Doo-Wop Today: Concerts, Covers, and Tours
Today, putting on a classic doo-wop track often transports people to another time. Sometimes, images of soda fountains, sports cars and poodle skirts are a part of that image. Because of doo-wop’s fast rise — and how it evolved even faster into genres like rock, pop and maybe even disco — the blues subgenre is emblematic of the 1950s.
Doo-wop is still widely celebrated today; artists like Bruno Mars, Boyz II Men and Megan Traynor all reference it in their work. There are also more musical acts specifically making doo-wop music or covering today’s hits in the doo-wop style. The Doo-Wop Project does just that, and travels around the U.S., all while being led by stars from Broadway’s Jersey Boys and Motown: The Musical or Postmodern Jukebox.
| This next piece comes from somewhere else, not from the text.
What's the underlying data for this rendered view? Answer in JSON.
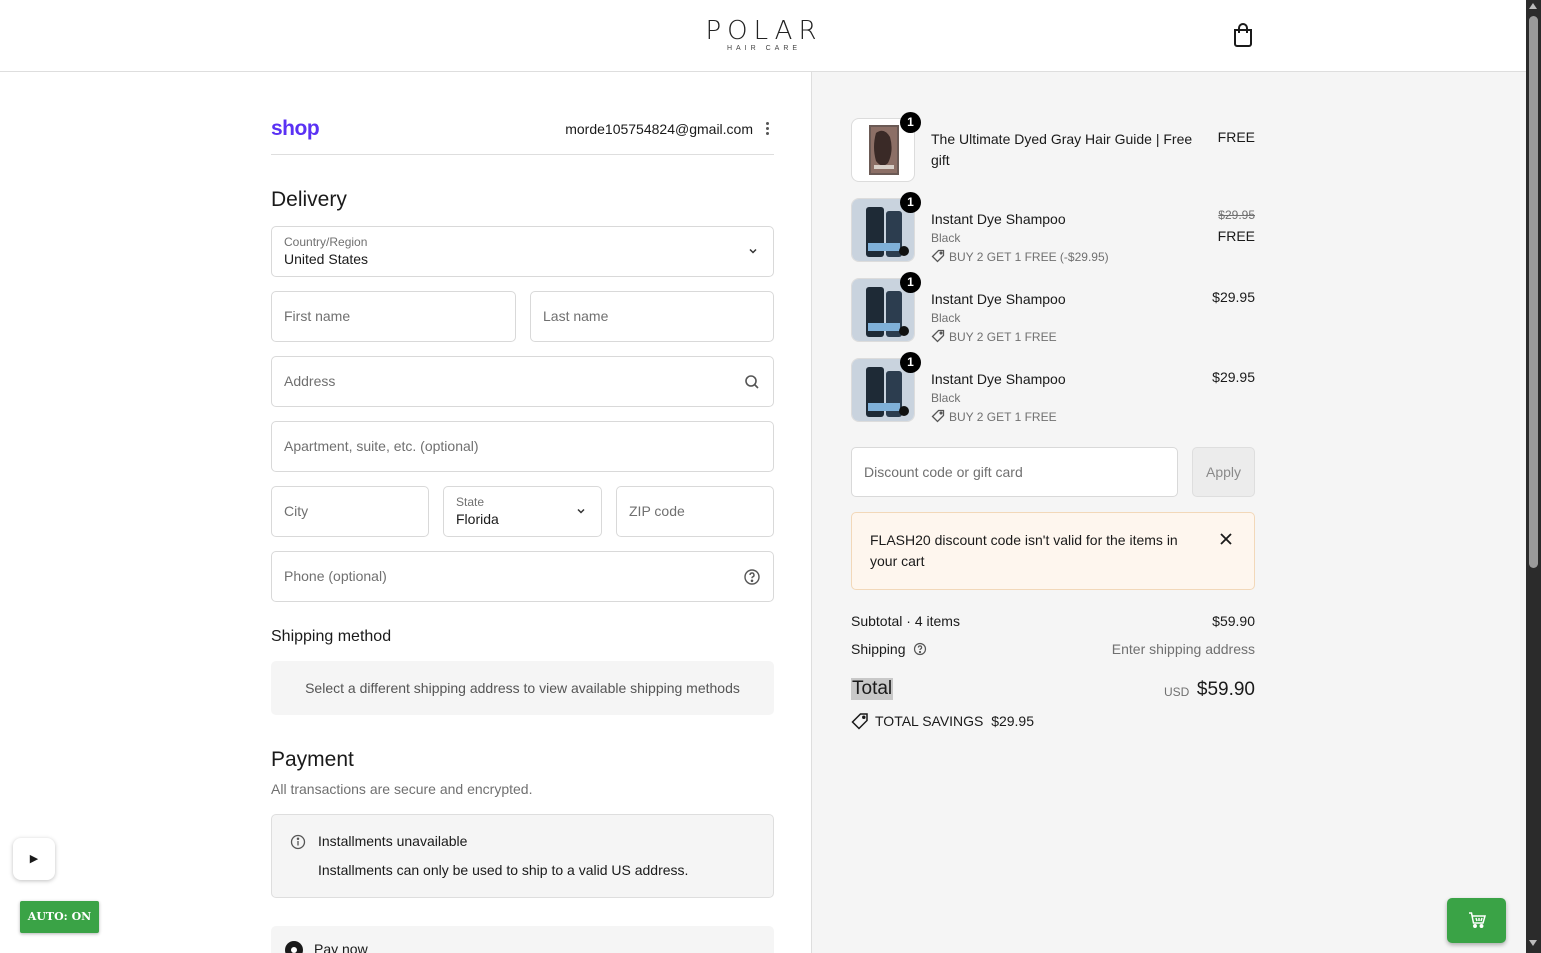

There is even a burger chain, Johnny Rockets, that boasts a 1950s theme and is heavily influenced by doo-wop music.
Doo-wop is covered by local and regional bands across the U.S., but most of those groups are all white. It is often groups that were marginalized the least during a particular time period who become nostalgic for that era. That doesn’t mean it’s not okay to add some doo-wop songs to your driving or exercising playlists. Better yet, find a jukebox and play some doo-wop for an entire room. There’s a reason that archival footage of Baby Boomers dancing to doo-wop looks like so much fun: it is. Just make sure that your way of celebrating this timeless music isn’t leaving anyone out of the action or erasing the genre’s history.